There are a few different standards for serial interfaces, but here we are providing just the basics. There are 3 different connections that we care about : Transmit (TX), Receive (RX) and Ground (GND). Depending on the serial cable, the color coding could be different. The common coloration is RX is Green, TX is white and GND is black*.
These three wires will be connected to a pin header on the board or might need to be soldered to pads. Many device manufactures are kind enough to provide a header and indicate where the serial interface is. Look for silkscreen labeling with : GND, TX, RX. Sometimes additional work is needed to break out a stable serial interface.
Some routers use the following standard:
__________________ | | | | . . . | . | <- Inside of the router (you may need to do some soldering) |____________|_____| | | \ \ * GND RX TX
In this case, transmit is in the marked off box.
_________________ | | | . . . . | * |_________________| | | \ \ GND RX TX Vcc
Some might use a dot to indicate GND, etc...
Warning: NEVER connect the red wire to the device / router! You will most likely fry it because many routers use 3.3V for Vcc instead of the 5V provided by USB.
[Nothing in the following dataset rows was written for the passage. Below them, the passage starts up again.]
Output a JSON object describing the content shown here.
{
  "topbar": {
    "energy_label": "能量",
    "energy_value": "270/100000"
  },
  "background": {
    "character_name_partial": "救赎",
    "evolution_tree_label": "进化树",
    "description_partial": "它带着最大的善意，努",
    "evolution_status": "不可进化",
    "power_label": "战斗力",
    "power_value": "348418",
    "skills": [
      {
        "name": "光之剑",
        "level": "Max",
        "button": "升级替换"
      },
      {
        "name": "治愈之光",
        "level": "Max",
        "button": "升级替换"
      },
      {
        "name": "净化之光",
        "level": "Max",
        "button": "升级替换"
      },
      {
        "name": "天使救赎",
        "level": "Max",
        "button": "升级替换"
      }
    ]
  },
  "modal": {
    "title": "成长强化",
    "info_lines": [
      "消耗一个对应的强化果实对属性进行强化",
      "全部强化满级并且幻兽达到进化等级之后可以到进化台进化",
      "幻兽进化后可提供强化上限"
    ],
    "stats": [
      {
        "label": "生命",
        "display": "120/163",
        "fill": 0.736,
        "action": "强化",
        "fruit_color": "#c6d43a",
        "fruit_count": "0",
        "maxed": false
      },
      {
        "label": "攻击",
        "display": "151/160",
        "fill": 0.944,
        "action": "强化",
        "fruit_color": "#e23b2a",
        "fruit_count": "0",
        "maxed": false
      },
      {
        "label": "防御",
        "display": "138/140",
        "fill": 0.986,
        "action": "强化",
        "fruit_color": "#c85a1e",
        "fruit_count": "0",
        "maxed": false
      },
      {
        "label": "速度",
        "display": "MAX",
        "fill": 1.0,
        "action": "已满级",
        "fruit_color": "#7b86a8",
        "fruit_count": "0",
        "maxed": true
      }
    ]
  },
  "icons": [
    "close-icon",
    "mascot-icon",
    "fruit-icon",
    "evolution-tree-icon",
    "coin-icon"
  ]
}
In order to communicate with the device, we need a terminal application to interact with
the serial port provided by the USB to serial cable. In this case, we are going to use GNU Screen.
Make sure that the GNU Screen package is installed and make sure that your user is part of the
Before we can use the terminal application, we need to know the baud rate at which the serial console will be provided. With most devices running libreCMC and u-boot, this most likely will be 115200
1) Plug in / wire up the serial cable to the board.
2) Plug the USB part of the serial cable into an available USB port.
screen /dev/ttyUSB0 115200 or (if you are NOT part of the
sudo screen /dev/ttyUSB0 115200
Please note that the serial device might have a different name (ttyUSB(n), ttyS0, etc...).
4) Power on the device you are connecting to.
5) You should see ledgible ASCII text scroll by.
If the device gets all the way through the boot process, the libreCMC banner will appear with a shell prompt:
____ _____ ____ _ _ _ | __|| || __| | (_) |__ _ _ ___ | | | | | || | | | | '_ \ '_/ -_)| |__ | | | || |__ |_|_|_.__/_| \___||____||_|_|_||____| ----------------------------------------- root@libreCMC:~#